**Action item:**
Please retype all of the data below, word for word.
BEGIN
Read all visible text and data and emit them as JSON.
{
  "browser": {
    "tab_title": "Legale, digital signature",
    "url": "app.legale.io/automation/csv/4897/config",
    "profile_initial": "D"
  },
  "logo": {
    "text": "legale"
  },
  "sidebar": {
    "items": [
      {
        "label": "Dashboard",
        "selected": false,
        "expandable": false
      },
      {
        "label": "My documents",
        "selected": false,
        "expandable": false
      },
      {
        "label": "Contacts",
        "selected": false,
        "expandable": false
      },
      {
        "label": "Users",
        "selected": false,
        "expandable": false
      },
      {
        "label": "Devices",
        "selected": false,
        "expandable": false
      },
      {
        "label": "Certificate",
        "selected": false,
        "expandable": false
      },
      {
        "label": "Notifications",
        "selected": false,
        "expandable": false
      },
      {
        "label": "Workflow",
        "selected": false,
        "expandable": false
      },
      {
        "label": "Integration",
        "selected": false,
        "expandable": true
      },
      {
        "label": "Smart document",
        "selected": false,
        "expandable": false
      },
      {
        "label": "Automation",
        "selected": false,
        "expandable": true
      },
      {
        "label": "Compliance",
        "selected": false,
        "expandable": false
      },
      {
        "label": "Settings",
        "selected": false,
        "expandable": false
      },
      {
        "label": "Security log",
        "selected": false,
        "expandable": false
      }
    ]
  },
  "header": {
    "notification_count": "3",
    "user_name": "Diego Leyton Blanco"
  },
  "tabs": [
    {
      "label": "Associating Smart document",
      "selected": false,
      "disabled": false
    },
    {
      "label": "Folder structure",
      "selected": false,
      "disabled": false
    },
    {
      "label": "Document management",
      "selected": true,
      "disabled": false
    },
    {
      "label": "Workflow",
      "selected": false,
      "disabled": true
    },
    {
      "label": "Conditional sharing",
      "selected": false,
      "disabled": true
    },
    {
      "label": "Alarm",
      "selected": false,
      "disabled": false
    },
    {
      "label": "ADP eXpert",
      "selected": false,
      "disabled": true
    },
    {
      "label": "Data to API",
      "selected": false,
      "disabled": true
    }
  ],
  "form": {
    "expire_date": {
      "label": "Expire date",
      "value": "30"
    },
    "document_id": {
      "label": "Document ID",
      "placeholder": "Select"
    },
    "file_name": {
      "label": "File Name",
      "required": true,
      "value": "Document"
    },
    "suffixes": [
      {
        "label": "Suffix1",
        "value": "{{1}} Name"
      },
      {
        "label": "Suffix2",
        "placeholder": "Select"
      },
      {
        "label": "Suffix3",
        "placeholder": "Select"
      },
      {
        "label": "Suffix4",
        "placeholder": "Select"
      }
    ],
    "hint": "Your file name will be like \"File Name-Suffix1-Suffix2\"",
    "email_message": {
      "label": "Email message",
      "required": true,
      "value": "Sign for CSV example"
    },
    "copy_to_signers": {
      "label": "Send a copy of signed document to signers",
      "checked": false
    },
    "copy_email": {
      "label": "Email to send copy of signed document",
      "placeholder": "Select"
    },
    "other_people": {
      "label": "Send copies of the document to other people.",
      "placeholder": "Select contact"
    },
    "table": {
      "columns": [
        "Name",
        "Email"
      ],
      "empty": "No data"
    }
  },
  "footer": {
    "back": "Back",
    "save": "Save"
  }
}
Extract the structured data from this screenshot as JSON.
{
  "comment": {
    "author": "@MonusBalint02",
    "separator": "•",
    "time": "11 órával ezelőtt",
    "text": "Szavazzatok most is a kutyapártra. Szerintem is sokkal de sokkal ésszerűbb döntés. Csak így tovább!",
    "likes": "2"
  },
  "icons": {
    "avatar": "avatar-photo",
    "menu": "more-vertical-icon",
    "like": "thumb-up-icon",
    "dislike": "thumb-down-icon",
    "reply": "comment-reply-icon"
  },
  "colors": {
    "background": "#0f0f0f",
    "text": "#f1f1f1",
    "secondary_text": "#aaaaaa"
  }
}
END
**Written solution:**
Read all visible text and data and emit them as JSON.
{
  "browser": {
    "tab_title": "Legale, digital signature",
    "url": "app.legale.io/automation/csv/4897/config",
    "profile_initial": "D"
  },
  "logo": {
    "text": "legale"
  },
  "sidebar": {
    "items": [
      {
        "label": "Dashboard",
        "selected": false,
        "expandable": false
      },
      {
        "label": "My documents",
        "selected": false,
        "expandable": false
      },
      {
        "label": "Contacts",
        "selected": false,
        "expandable": false
      },
      {
        "label": "Users",
        "selected": false,
        "expandable": false
      },
      {
        "label": "Devices",
        "selected": false,
        "expandable": false
      },
      {
        "label": "Certificate",
        "selected": false,
        "expandable": false
      },
      {
        "label": "Notifications",
        "selected": false,
        "expandable": false
      },
      {
        "label": "Workflow",
        "selected": false,
        "expandable": false
      },
      {
        "label": "Integration",
        "selected": false,
        "expandable": true
      },
      {
        "label": "Smart document",
        "selected": false,
        "expandable": false
      },
      {
        "label": "Automation",
        "selected": false,
        "expandable": true
      },
      {
        "label": "Compliance",
        "selected": false,
        "expandable": false
      },
      {
        "label": "Settings",
        "selected": false,
        "expandable": false
      },
      {
        "label": "Security log",
        "selected": false,
        "expandable": false
      }
    ]
  },
  "header": {
    "notification_count": "3",
    "user_name": "Diego Leyton Blanco"
  },
  "tabs": [
    {
      "label": "Associating Smart document",
      "selected": false,
      "disabled": false
    },
    {
      "label": "Folder structure",
      "selected": false,
      "disabled": false
    },
    {
      "label": "Document management",
      "selected": true,
      "disabled": false
    },
    {
      "label": "Workflow",
      "selected": false,
      "disabled": true
    },
    {
      "label": "Conditional sharing",
      "selected": false,
      "disabled": true
    },
    {
      "label": "Alarm",
      "selected": false,
      "disabled": false
    },
    {
      "label": "ADP eXpert",
      "selected": false,
      "disabled": true
    },
    {
      "label": "Data to API",
      "selected": false,
      "disabled": true
    }
  ],
  "form": {
    "expire_date": {
      "label": "Expire date",
      "value": "30"
    },
    "document_id": {
      "label": "Document ID",
      "placeholder": "Select"
    },
    "file_name": {
      "label": "File Name",
      "required": true,
      "value": "Document"
    },
    "suffixes": [
      {
        "label": "Suffix1",
        "value": "{{1}} Name"
      },
      {
        "label": "Suffix2",
        "placeholder": "Select"
      },
      {
        "label": "Suffix3",
        "placeholder": "Select"
      },
      {
        "label": "Suffix4",
        "placeholder": "Select"
      }
    ],
    "hint": "Your file name will be like \"File Name-Suffix1-Suffix2\"",
    "email_message": {
      "label": "Email message",
      "required": true,
      "value": "Sign for CSV example"
    },
    "copy_to_signers": {
      "label": "Send a copy of signed document to signers",
      "checked": false
    },
    "copy_email": {
      "label": "Email to send copy of signed document",
      "placeholder": "Select"
    },
    "other_people": {
      "label": "Send copies of the document to other people.",
      "placeholder": "Select contact"
    },
    "table": {
      "columns": [
        "Name",
        "Email"
      ],
      "empty": "No data"
    }
  },
  "footer": {
    "back": "Back",
    "save": "Save"
  }
}
Extract the structured data from this screenshot as JSON.
{
  "comment": {
    "author": "@MonusBalint02",
    "separator": "•",
    "time": "11 órával ezelőtt",
    "text": "Szavazzatok most is a kutyapártra. Szerintem is sokkal de sokkal ésszerűbb döntés. Csak így tovább!",
    "likes": "2"
  },
  "icons": {
    "avatar": "avatar-photo",
    "menu": "more-vertical-icon",
    "like": "thumb-up-icon",
    "dislike": "thumb-down-icon",
    "reply": "comment-reply-icon"
  },
  "colors": {
    "background": "#0f0f0f",
    "text": "#f1f1f1",
    "secondary_text": "#aaaaaa"
  }
}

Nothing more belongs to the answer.